* Listed entries *
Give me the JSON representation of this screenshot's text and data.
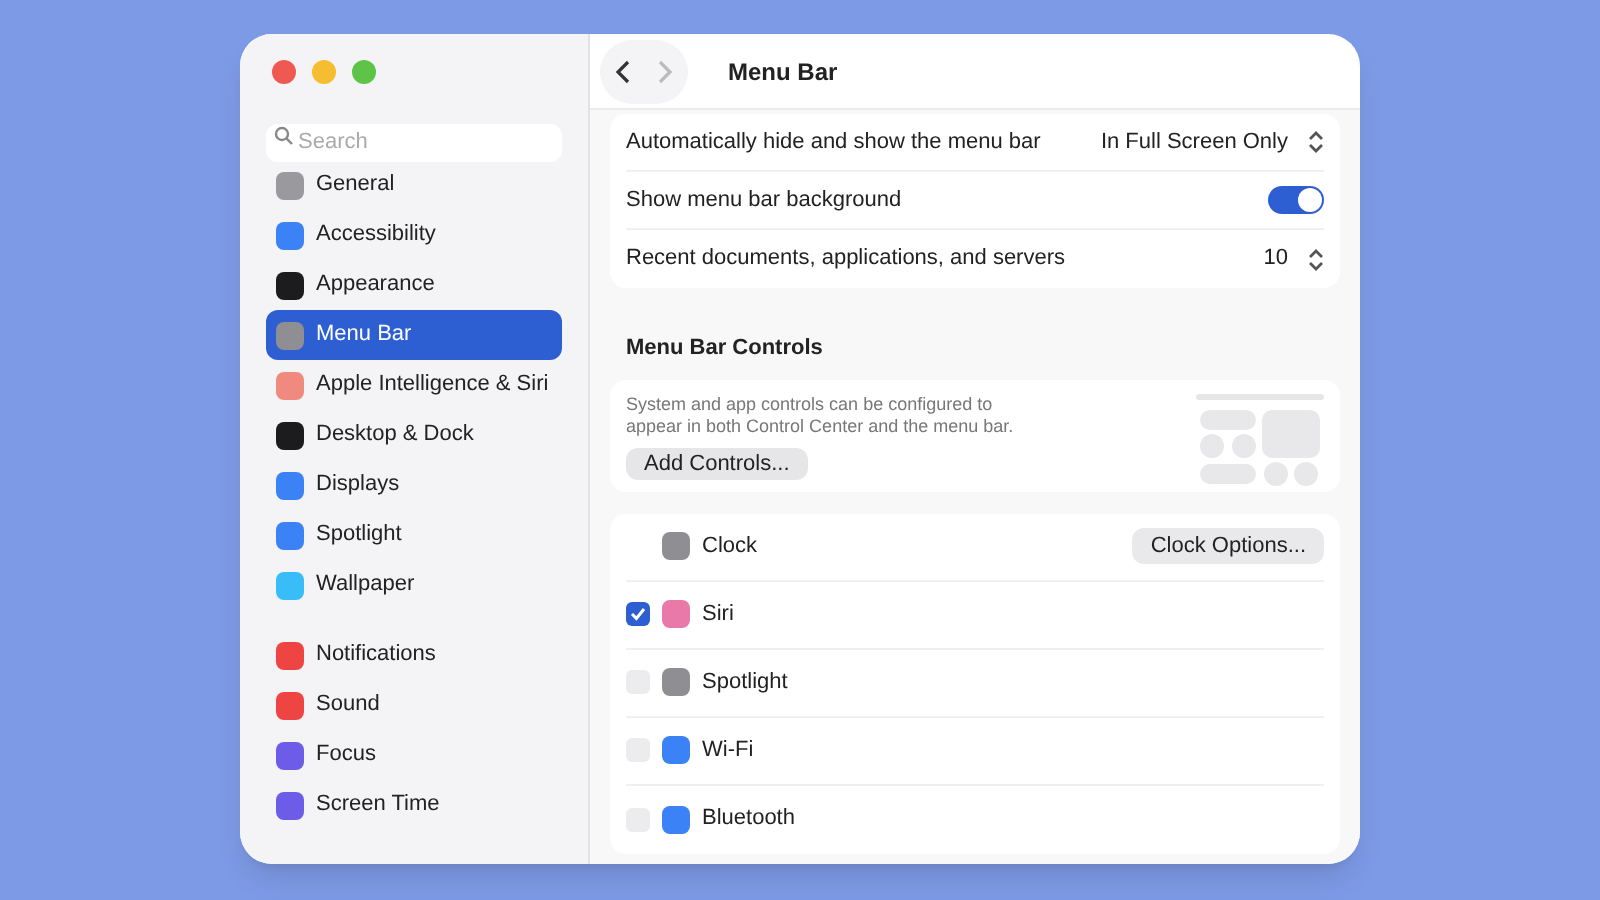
{
  "sidebar": {
    "search": {
      "placeholder": "Search"
    },
    "groups": [
      [
        {
          "label": "General",
          "selected": false,
          "color": "#9a9a9e"
        },
        {
          "label": "Accessibility",
          "selected": false,
          "color": "#3b82f6"
        },
        {
          "label": "Appearance",
          "selected": false,
          "color": "#1c1c1e"
        },
        {
          "label": "Menu Bar",
          "selected": true,
          "color": "#8e8e93"
        },
        {
          "label": "Apple Intelligence & Siri",
          "selected": false,
          "color": "#f08a7e"
        },
        {
          "label": "Desktop & Dock",
          "selected": false,
          "color": "#1c1c1e"
        },
        {
          "label": "Displays",
          "selected": false,
          "color": "#3b82f6"
        },
        {
          "label": "Spotlight",
          "selected": false,
          "color": "#3b82f6"
        },
        {
          "label": "Wallpaper",
          "selected": false,
          "color": "#38bdf8"
        }
      ],
      [
        {
          "label": "Notifications",
          "selected": false,
          "color": "#ef4444"
        },
        {
          "label": "Sound",
          "selected": false,
          "color": "#ef4444"
        },
        {
          "label": "Focus",
          "selected": false,
          "color": "#6d5ce8"
        },
        {
          "label": "Screen Time",
          "selected": false,
          "color": "#6d5ce8"
        }
      ]
    ]
  },
  "header": {
    "title": "Menu Bar"
  },
  "settings": [
    {
      "kind": "popup",
      "label": "Automatically hide and show the menu bar",
      "value": "In Full Screen Only"
    },
    {
      "kind": "toggle",
      "label": "Show menu bar background",
      "on": true
    },
    {
      "kind": "popup",
      "label": "Recent documents, applications, and servers",
      "value": "10"
    }
  ],
  "controls_section": {
    "title": "Menu Bar Controls",
    "description": "System and app controls can be configured to appear in both Control Center and the menu bar.",
    "button": "Add Controls..."
  },
  "controls": [
    {
      "kind": "button",
      "label": "Clock",
      "button": "Clock Options...",
      "color": "#8e8e93"
    },
    {
      "kind": "checkbox",
      "label": "Siri",
      "checked": true,
      "color": "#e879a8"
    },
    {
      "kind": "checkbox",
      "label": "Spotlight",
      "checked": false,
      "color": "#8e8e93"
    },
    {
      "kind": "checkbox",
      "label": "Wi-Fi",
      "checked": false,
      "color": "#3b82f6"
    },
    {
      "kind": "checkbox",
      "label": "Bluetooth",
      "checked": false,
      "color": "#3b82f6"
    }
  ]
}
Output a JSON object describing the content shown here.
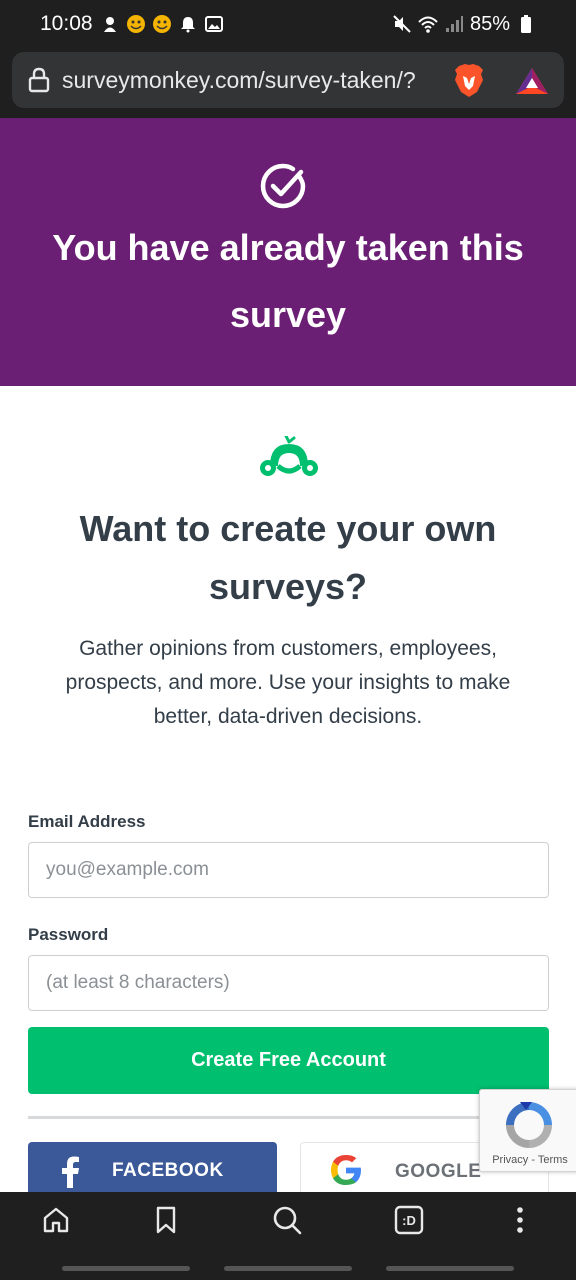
{
  "status_bar": {
    "time": "10:08",
    "battery": "85%"
  },
  "browser": {
    "url": "surveymonkey.com/survey-taken/?"
  },
  "banner": {
    "title": "You have already taken this survey",
    "background_color": "#6b1f74"
  },
  "promo": {
    "title": "Want to create your own surveys?",
    "description": "Gather opinions from customers, employees, prospects, and more. Use your insights to make better, data-driven decisions.",
    "logo_color": "#00bf6f"
  },
  "form": {
    "email_label": "Email Address",
    "email_placeholder": "you@example.com",
    "password_label": "Password",
    "password_placeholder": "(at least 8 characters)",
    "submit_label": "Create Free Account",
    "submit_color": "#00bf6f"
  },
  "social": {
    "facebook_label": "FACEBOOK",
    "google_label": "GOOGLE"
  },
  "recaptcha": {
    "links": "Privacy - Terms"
  },
  "bottom_nav": {
    "tabs_badge": ":D",
    "icons": [
      "home-icon",
      "bookmark-icon",
      "search-icon",
      "tabs-icon",
      "menu-icon"
    ]
  }
}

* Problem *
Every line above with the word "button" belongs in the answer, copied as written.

* Your response *
    "button": "Add Controls..."
      "kind": "button",
      "button": "Clock Options...",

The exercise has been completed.